Loss of Millions of Dollars in Revenue Because of Inadequate Charges for Medical Care
FGMSD-76-102: Published: Mar 8, 1977. Publicly Released: Mar 8, 1977.
- Full Report:
A review was conducted of policies and procedures used for determining and charging rates for medical care in military medical facilities. Pertinent accounting records and reports were also reviewed.
Persons other than active and retired military personnel and their dependents must pay for the medical care they get in military medical facilities. The rates charged paying patients are so low that about $12 million in medical costs are not recovered annually. Computations of full reimbursement rates excluded many costs of medical operations because of inconsistencies in accounting data submitted by the military services to the Department of Defense (DOD) and because of the exclusion of certain costs by DOD in computing the rates. Reimbursements could be increased by about $3.2 million annually if full charge rates were increased to recover all costs of providing medical care. Reimbursements could be increased another $8.7 million annually if the special charges for U.S. civilians and foreign nationals and their dependents working for the government overseas were revised to recover the costs of providing the medical care. Legislative history indicates that the charges should be high enough to recover costs.
Recommendation for Executive Action
Comments: Please call 202/512-6100 for additional information.
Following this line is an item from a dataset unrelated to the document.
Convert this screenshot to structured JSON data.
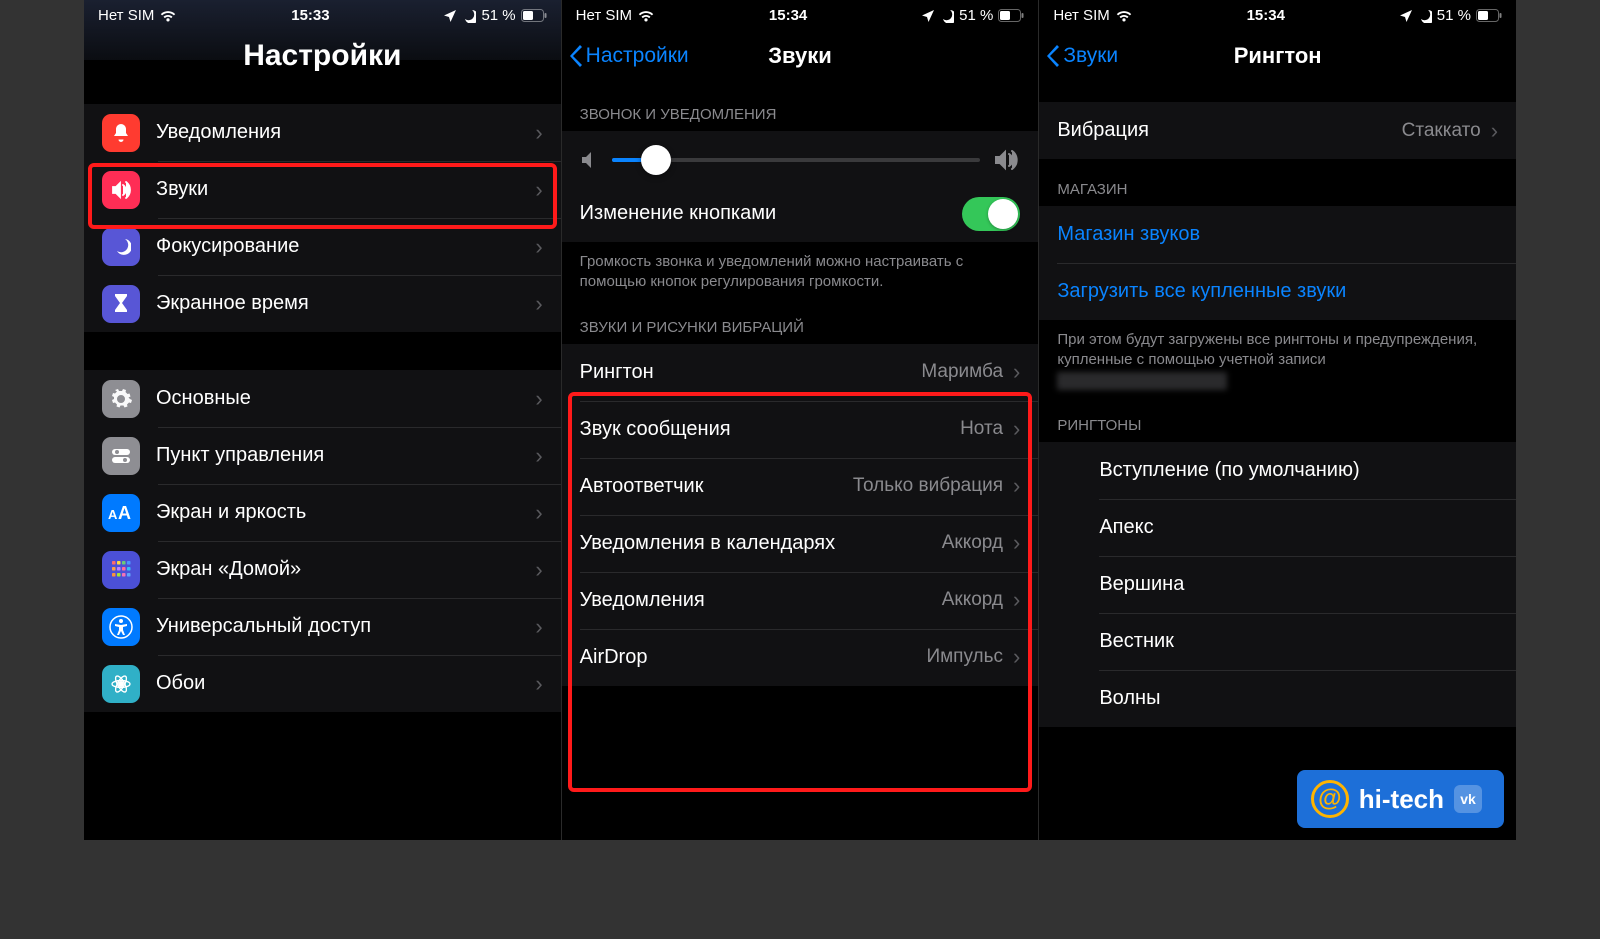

Recommendation: The Secretary of Defense should: (1) provide the military services with specific guidance for reporting accounting data so that complete and consistent costs are used to compute reimbursement rates; (2) establish procedures so that all applicable costs are included in rate computations; and (3) revise the rates periodically. Rates for inpatient and outpatient medical care which are intended to recover all costs should be increased.